Two ladies stepped out with him, hair neatly and tightly pulled back into a ponytail around which a cream-coloured cloth was wrapped and bound with red ribbon, both clad in long white blouses with slits and big boxy sleeves, under which they wore full-length bright red skirts. Ring, ring, ring.

They promptly bowed low to each other, and one of the ladies spun on her heel and departed briskly, as if on a mission, her feet shuffling quickly in matching red geta slippers and I watched as she navigated the peripheral pathways of the shrine, rounded a bend and vanished, her red skirt previously trailing with movement, going with her.

June 2014, Hokkaidō Shrine (Hokkaido-Jingu Shrine), Maruyama Park, Sapporo, Hokkaido, Japan

In response to The Daily Post’s weekly photo challenge: “Rule of Thirds.”

Travel Diary: Takinoue Pink Moss Park, Asahikawa, Hokkaido, Japan (Gallery)

We followed the signs featuring a little cartoon character holding pink moss up a hill. As we curved around the last bend and approached the carpark, the Takinoue Pink Moss Park revealed itself to us – an entire undulating sea of pink, spotted with the contrasting green of the trees – a sight to behold.

On closer inspection, the pink “moss” was not any sort of moss at all, but rather tiny flowers, layer upon layer of it in such density which lent the landscape a bold colour, coming in full force as if knowing that each of them couldn’t have evoked the same response on their own.

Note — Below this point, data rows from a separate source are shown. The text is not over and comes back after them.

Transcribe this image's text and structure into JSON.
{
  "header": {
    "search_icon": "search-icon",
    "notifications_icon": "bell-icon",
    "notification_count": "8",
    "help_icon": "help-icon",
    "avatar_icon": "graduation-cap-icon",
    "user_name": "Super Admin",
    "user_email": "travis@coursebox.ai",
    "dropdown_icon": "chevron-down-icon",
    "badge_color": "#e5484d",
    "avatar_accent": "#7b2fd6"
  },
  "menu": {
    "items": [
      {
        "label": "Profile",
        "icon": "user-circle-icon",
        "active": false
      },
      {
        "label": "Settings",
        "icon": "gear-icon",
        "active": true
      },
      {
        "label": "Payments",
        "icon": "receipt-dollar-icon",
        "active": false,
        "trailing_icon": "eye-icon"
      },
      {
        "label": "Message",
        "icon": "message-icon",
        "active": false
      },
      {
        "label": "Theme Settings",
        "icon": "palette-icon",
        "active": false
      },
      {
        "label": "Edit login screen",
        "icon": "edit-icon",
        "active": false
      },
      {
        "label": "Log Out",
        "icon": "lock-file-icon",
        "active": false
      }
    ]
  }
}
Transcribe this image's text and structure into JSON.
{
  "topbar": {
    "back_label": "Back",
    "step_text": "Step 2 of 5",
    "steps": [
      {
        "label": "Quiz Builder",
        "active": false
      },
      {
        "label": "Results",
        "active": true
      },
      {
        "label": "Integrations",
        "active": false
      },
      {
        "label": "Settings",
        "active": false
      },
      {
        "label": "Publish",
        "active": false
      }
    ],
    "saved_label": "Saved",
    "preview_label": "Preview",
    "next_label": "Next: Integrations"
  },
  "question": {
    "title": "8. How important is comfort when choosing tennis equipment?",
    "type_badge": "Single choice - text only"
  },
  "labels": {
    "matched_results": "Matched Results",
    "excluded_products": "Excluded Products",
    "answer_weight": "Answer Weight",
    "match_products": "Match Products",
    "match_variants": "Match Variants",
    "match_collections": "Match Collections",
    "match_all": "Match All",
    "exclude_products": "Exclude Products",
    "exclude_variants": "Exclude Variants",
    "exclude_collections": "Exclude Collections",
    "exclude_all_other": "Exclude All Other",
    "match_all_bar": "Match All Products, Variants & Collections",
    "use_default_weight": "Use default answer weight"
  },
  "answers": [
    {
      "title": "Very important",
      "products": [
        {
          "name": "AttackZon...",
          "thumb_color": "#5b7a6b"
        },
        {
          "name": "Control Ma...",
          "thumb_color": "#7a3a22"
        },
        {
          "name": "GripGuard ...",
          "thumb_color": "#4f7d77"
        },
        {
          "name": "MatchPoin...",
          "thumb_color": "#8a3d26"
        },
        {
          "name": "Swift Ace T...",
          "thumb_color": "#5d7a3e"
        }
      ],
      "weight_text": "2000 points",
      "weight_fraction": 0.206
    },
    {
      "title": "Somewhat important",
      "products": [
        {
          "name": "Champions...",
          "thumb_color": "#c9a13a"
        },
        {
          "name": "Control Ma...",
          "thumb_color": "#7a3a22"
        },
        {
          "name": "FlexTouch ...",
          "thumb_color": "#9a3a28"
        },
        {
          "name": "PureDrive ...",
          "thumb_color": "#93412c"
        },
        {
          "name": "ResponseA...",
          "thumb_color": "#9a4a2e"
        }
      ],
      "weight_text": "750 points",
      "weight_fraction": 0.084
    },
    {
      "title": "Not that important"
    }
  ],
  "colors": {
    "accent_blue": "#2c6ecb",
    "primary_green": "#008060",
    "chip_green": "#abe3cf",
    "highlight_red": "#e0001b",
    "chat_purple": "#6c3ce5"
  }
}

Takinoue Pink Moss Park Hokkaido Japan Travel Blog Top Sights Takinoue Pink Moss Park Hokkaido Japan Travel Blog Takinoue Pink Moss Park Hokkaido Asahikawa Japan Travel Blog Sights